“It’s going to be a difficult life for quite some time.” Entergy, the region’s main utility still does not know how long it will take to restore electricity service to its nearly 900,000 customers in the area or the several hundred thousand customers of other utilities who are also in the dark. Mass outages like this were supposed to be mitigated by a new gas power plant built in the city, right next to predominantly Black and Vietnamese American neighborhoods last year — but it’s down too. “

The gas plant was built over our objections,” Monique Harden, assistant director for public policy at the Deep South Center for Environmental Justice, told the New York Times. The utility built the plant despite calls for distributed solar energy installations backed by battery storage. “If anything happened to the transmission, this gas plant was supposed to supply electricity to the City of New Orleans,” she added. “This is going to require some investigation.”

Historically-informed pessimism

“The city could be out of power for a month, and when I hear people in power say a month, I hear as much as three months because I know New Orleans,” Laura Paul, executive director of, a nonprofit group formed after Hurricane Katrina, told the Washington Post. Paul said residents stuck in their hot, dark homes are in serious need of solar generators and small, solar-powered phone-charger/lantern combinations.

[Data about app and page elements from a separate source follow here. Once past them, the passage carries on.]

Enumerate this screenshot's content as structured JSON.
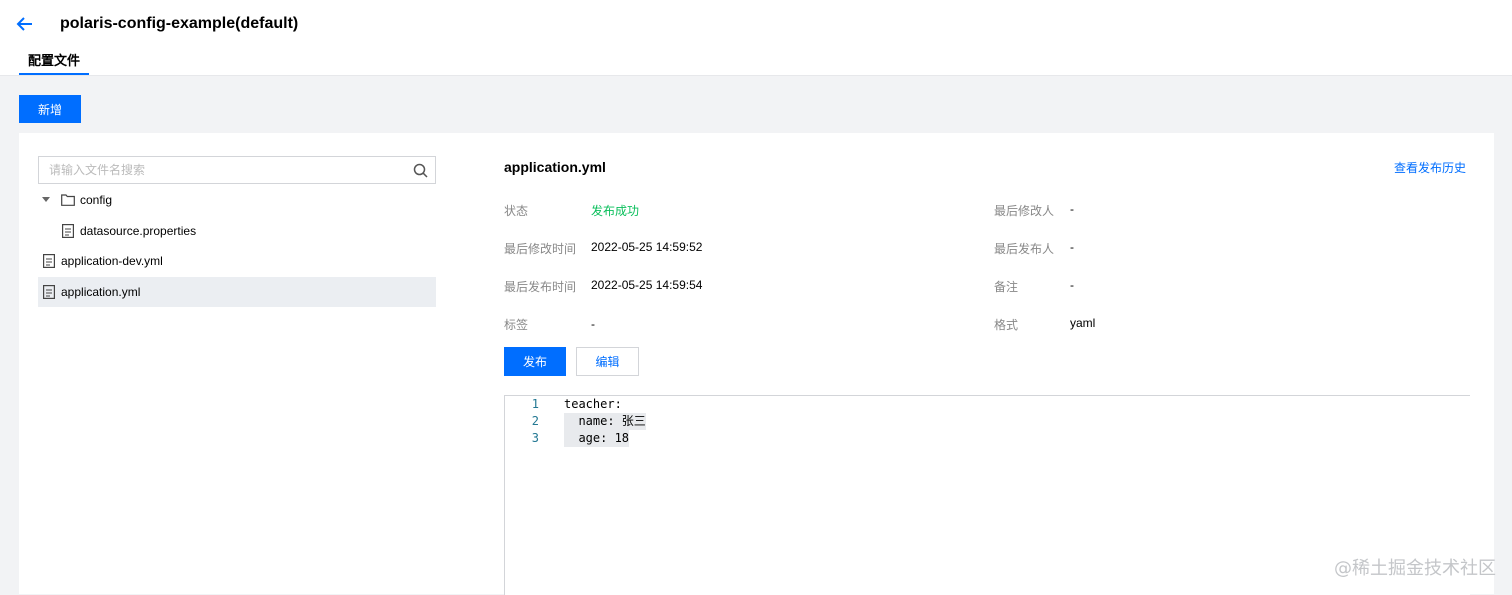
{
  "header": {
    "title": "polaris-config-example(default)",
    "tab_label": "配置文件"
  },
  "toolbar": {
    "add_label": "新增"
  },
  "search": {
    "placeholder": "请输入文件名搜索"
  },
  "tree": {
    "folder": "config",
    "items": [
      {
        "label": "datasource.properties"
      },
      {
        "label": "application-dev.yml"
      },
      {
        "label": "application.yml",
        "selected": true
      }
    ]
  },
  "detail": {
    "file_name": "application.yml",
    "history_link": "查看发布历史",
    "fields": {
      "status_label": "状态",
      "status_value": "发布成功",
      "last_modifier_label": "最后修改人",
      "last_modifier_value": "-",
      "last_modified_time_label": "最后修改时间",
      "last_modified_time_value": "2022-05-25 14:59:52",
      "last_publisher_label": "最后发布人",
      "last_publisher_value": "-",
      "last_published_time_label": "最后发布时间",
      "last_published_time_value": "2022-05-25 14:59:54",
      "remark_label": "备注",
      "remark_value": "-",
      "tags_label": "标签",
      "tags_value": "-",
      "format_label": "格式",
      "format_value": "yaml"
    },
    "publish_label": "发布",
    "edit_label": "编辑",
    "code_lines": [
      {
        "num": "1",
        "text": "teacher:"
      },
      {
        "num": "2",
        "text": "  name: 张三"
      },
      {
        "num": "3",
        "text": "  age: 18"
      }
    ]
  },
  "watermark": "@稀土掘金技术社区",
  "colors": {
    "primary": "#006eff",
    "success": "#0abf5b",
    "background": "#f2f3f5"
  }
}
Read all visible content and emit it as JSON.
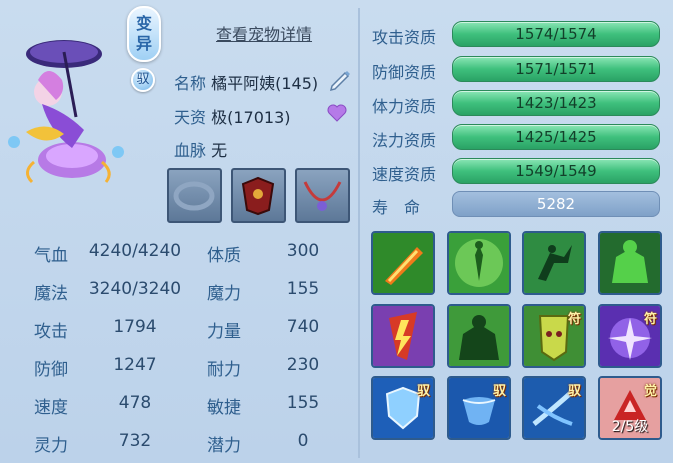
{
  "header": {
    "transform_badge": "变异",
    "ride_badge": "驭",
    "detail_link": "查看宠物详情"
  },
  "pet": {
    "name_label": "名称",
    "name_value": "橘平阿姨(145)",
    "aptitude_label": "天资",
    "aptitude_value": "极(17013)",
    "bloodline_label": "血脉",
    "bloodline_value": "无"
  },
  "stats": [
    {
      "label": "气血",
      "value": "4240/4240",
      "label2": "体质",
      "value2": "300"
    },
    {
      "label": "魔法",
      "value": "3240/3240",
      "label2": "魔力",
      "value2": "155"
    },
    {
      "label": "攻击",
      "value": "1794",
      "label2": "力量",
      "value2": "740"
    },
    {
      "label": "防御",
      "value": "1247",
      "label2": "耐力",
      "value2": "230"
    },
    {
      "label": "速度",
      "value": "478",
      "label2": "敏捷",
      "value2": "155"
    },
    {
      "label": "灵力",
      "value": "732",
      "label2": "潜力",
      "value2": "0"
    }
  ],
  "aptitudes": [
    {
      "label": "攻击资质",
      "value": "1574/1574",
      "fill": 1.0
    },
    {
      "label": "防御资质",
      "value": "1571/1571",
      "fill": 1.0
    },
    {
      "label": "体力资质",
      "value": "1423/1423",
      "fill": 1.0
    },
    {
      "label": "法力资质",
      "value": "1425/1425",
      "fill": 1.0
    },
    {
      "label": "速度资质",
      "value": "1549/1549",
      "fill": 1.0
    }
  ],
  "life": {
    "label": "寿　命",
    "value": "5282"
  },
  "skills": [
    {
      "icon": "flame-sword-icon",
      "tag": ""
    },
    {
      "icon": "figure-glow-icon",
      "tag": ""
    },
    {
      "icon": "leaping-figure-icon",
      "tag": ""
    },
    {
      "icon": "green-giant-icon",
      "tag": ""
    },
    {
      "icon": "thunder-blade-icon",
      "tag": ""
    },
    {
      "icon": "brute-shadow-icon",
      "tag": ""
    },
    {
      "icon": "totem-mask-icon",
      "tag": "符"
    },
    {
      "icon": "purple-burst-icon",
      "tag": "符"
    },
    {
      "icon": "blue-shield-icon",
      "tag": "驭"
    },
    {
      "icon": "blue-cup-icon",
      "tag": "驭"
    },
    {
      "icon": "blue-slash-icon",
      "tag": "驭"
    },
    {
      "icon": "awaken-red-icon",
      "tag": "觉",
      "level": "2/5级"
    }
  ]
}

Meanwhile, the New Orleans police department has deployed forces focused on preventing survivors from desperately seeking food and potable water following the storm, “put[ting] Black lives in particular danger,” Ko Bragg, a New Orleans-based editor at Scalawag, tweeted. (Electricity outages: Washington Post $, AP, Wall Street Journal $,, CBS, Utility Dive, Black Wall Street Times, FT $, ABC, CNN, New York Times $, New York Times $,,; Gas plant: New York Times $; Death toll: Washington Post $; Police: Mother Jones, NewsOne; Climate Signals background: Hurricanes)